The joint vision/action plan, unveiled yesterday, was developed by the Fisheries Council of Canada (FCC) – the voice of Canada’s wild capture fish and seafood industry and the Canadian Aquaculture Industry Alliance (CAIA), whose members employ over 25,000 Canadians in the seafood farming sector.
“Canada is a water nation. With the longest coastline and among the most freshwater capacity in the world, communities and families across the country have built their lives and futures on capturing value from our precious waters,” said Paul Lansbergen, FCC President.
“We are ready to work with the federal government to strengthen sustainable economic growth from these waters.”
Tim Kennedy, President & CEO of CAIA said the moment has come for Canada to seize the global seafood podium.
“Canada needs to regain pride in its seafood sector, and in doing so stimulate coastal community development and job creation, sustainable food production, and Indigenous reconciliation,” said Kennedy.
“Our country needs improved economic opportunities as we begin to build back better from COVID-19, and we believe our industry can lead the way with a blue recovery.”
Canada has steadily fallen in global rankings for seafood production volume and exports from being number one 25 years ago to now being ranked eighth in the world.
The report pointed out that while Norway produces close to four times the seafood value of Canada, Canada has almost four times as much viable marine capacity (not including the Arctic and inland waters) and significant additional freshwater assets.

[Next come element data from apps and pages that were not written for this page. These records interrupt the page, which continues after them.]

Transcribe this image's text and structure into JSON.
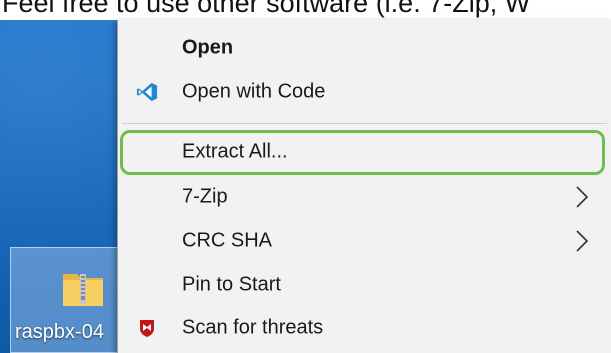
{
  "caption": "Feel free to use other software (i.e. 7-Zip, W",
  "desktop": {
    "icon_label": "raspbx-04",
    "icon_name": "zip-folder-icon"
  },
  "menu": {
    "items": [
      {
        "label": "Open",
        "bold": true,
        "icon": ""
      },
      {
        "label": "Open with Code",
        "bold": false,
        "icon": "vscode-icon"
      },
      {
        "label": "Extract All...",
        "bold": false,
        "icon": "",
        "highlighted": true
      },
      {
        "label": "7-Zip",
        "bold": false,
        "icon": "",
        "submenu": true
      },
      {
        "label": "CRC SHA",
        "bold": false,
        "icon": "",
        "submenu": true
      },
      {
        "label": "Pin to Start",
        "bold": false,
        "icon": ""
      },
      {
        "label": "Scan for threats",
        "bold": false,
        "icon": "mcafee-shield-icon"
      }
    ]
  },
  "colors": {
    "menu_bg": "#f2f2f2",
    "highlight_border": "#6bbf4a",
    "vscode_blue": "#1f8ad2",
    "mcafee_red": "#c01818",
    "desktop_blue": "#1566b8"
  }
}
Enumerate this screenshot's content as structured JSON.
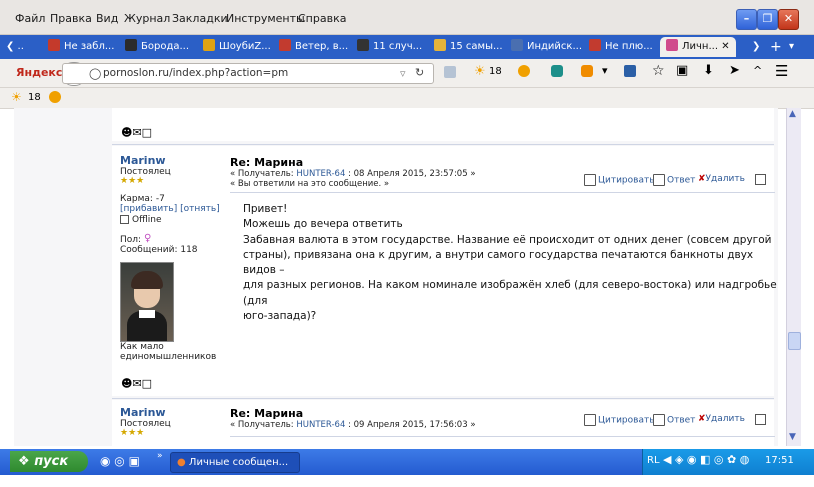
{
  "menu": [
    "Файл",
    "Правка",
    "Вид",
    "Журнал",
    "Закладки",
    "Инструменты",
    "Справка"
  ],
  "tabs": [
    {
      "label": "Не забл...",
      "color": "#c43a2b"
    },
    {
      "label": "Борода...",
      "color": "#2b2b2b"
    },
    {
      "label": "ШоубиZ...",
      "color": "#e0a313"
    },
    {
      "label": "Ветер, в...",
      "color": "#c23b2f"
    },
    {
      "label": "11 случ...",
      "color": "#333333"
    },
    {
      "label": "15 самы...",
      "color": "#e5b43a"
    },
    {
      "label": "Индийск...",
      "color": "#4a6fb0"
    },
    {
      "label": "Не плю...",
      "color": "#c23b2f"
    },
    {
      "label": "Личн...",
      "color": "#d04a8c"
    }
  ],
  "nav": {
    "brand": "Яндекс",
    "url": "pornoslon.ru/index.php?action=pm",
    "weather": "18"
  },
  "bookbar": {
    "weather": "18"
  },
  "post1": {
    "username": "Marinw",
    "status": "Постоялец",
    "karma": "Карма: -7",
    "karma_links": "[прибавить] [отнять]",
    "online": "Offline",
    "gender_label": "Пол:",
    "messages": "Сообщений: 118",
    "caption": "Как мало единомышленников",
    "subject": "Re: Марина",
    "meta_prefix": "« Получатель:",
    "recipient": "HUNTER-64",
    "meta_suffix": ": 08 Апреля 2015, 23:57:05 »",
    "meta2": "« Вы ответили на это сообщение. »",
    "quote": "Цитировать",
    "reply": "Ответ",
    "delete": "Удалить",
    "lines": [
      "Привет!",
      "Можешь до вечера ответить",
      "Забавная валюта в этом государстве. Название её происходит от одних денег (совсем другой",
      "страны), привязана она к другим, а внутри самого государства печатаются банкноты двух видов –",
      "для разных регионов. На каком номинале изображён хлеб (для северо-востока) или надгробье (для",
      "юго-запада)?"
    ]
  },
  "post2": {
    "username": "Marinw",
    "status": "Постоялец",
    "subject": "Re: Марина",
    "meta_prefix": "« Получатель:",
    "recipient": "HUNTER-64",
    "meta_suffix": ": 09 Апреля 2015, 17:56:03 »",
    "quote": "Цитировать",
    "reply": "Ответ",
    "delete": "Удалить"
  },
  "taskbar": {
    "start": "пуск",
    "task": "Личные сообщен...",
    "lang": "RL",
    "time": "17:51"
  }
}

Both the wild and farmed fisheries organisations said this is because Canada has no integrated vision or strategy to capture its seafood potential, which has hurt coastal community development, job creation, sustainable food production and indigenous reconciliation.
“Other nations, including the UK, Australia, New Zealand and Norway have all developed multi-year plans to sustainably develop their seafood opportunity, grow jobs and develop their leadership. These integrated plans and actions have resulted in positive change and realization of greater value.

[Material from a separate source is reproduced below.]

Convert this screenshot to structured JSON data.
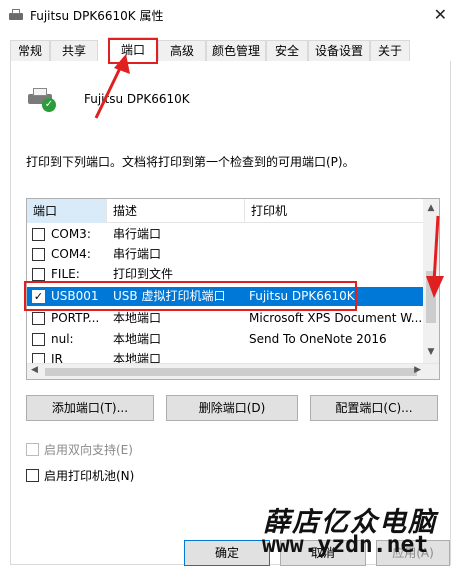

“This Blue Economy Strategy is the opportunity for Canada, and it needs to be embraced by all political parties and communities who want to realize a renaissance of coastal communities and an innovative, sustainable food future.”
Canada’s Blue Economy Strategy 2040 has six required actions:
- Identify a federal department to drive the economic development of the seafood sector and build departmental economic capacity
- Like other nations, develop a specific organization within a department with the explicit mandate to sustainably grow the seafood sectors, e.g. the Canadian Seafood Development Council;
- Develop 5-year action plans, with mandatory reviews/reporting, for the seafood sector; these plans would set growth targets, identify legal and regulatory blockages, and support public education and promotion to sustainably grow the sector;
- By 2025, through marine-based planning, ensure seafood harvesting/development areas are finalized/clarified;
- Expedite the development of a Federal Aquaculture Act; and
- Timely completion of the new regulations under the amended Fisheries Act.
“Canada has a proud seafood history. However, we have faltered and lost focus and confidence. We believe that the new path outlined in this proposal can help enable the industry towards innovation and development and support Canadian entrepreneurs to “seize the podium” to produce the best, most sustainable seafood in the world,” the report concludes.
(Image courtesy of DFO)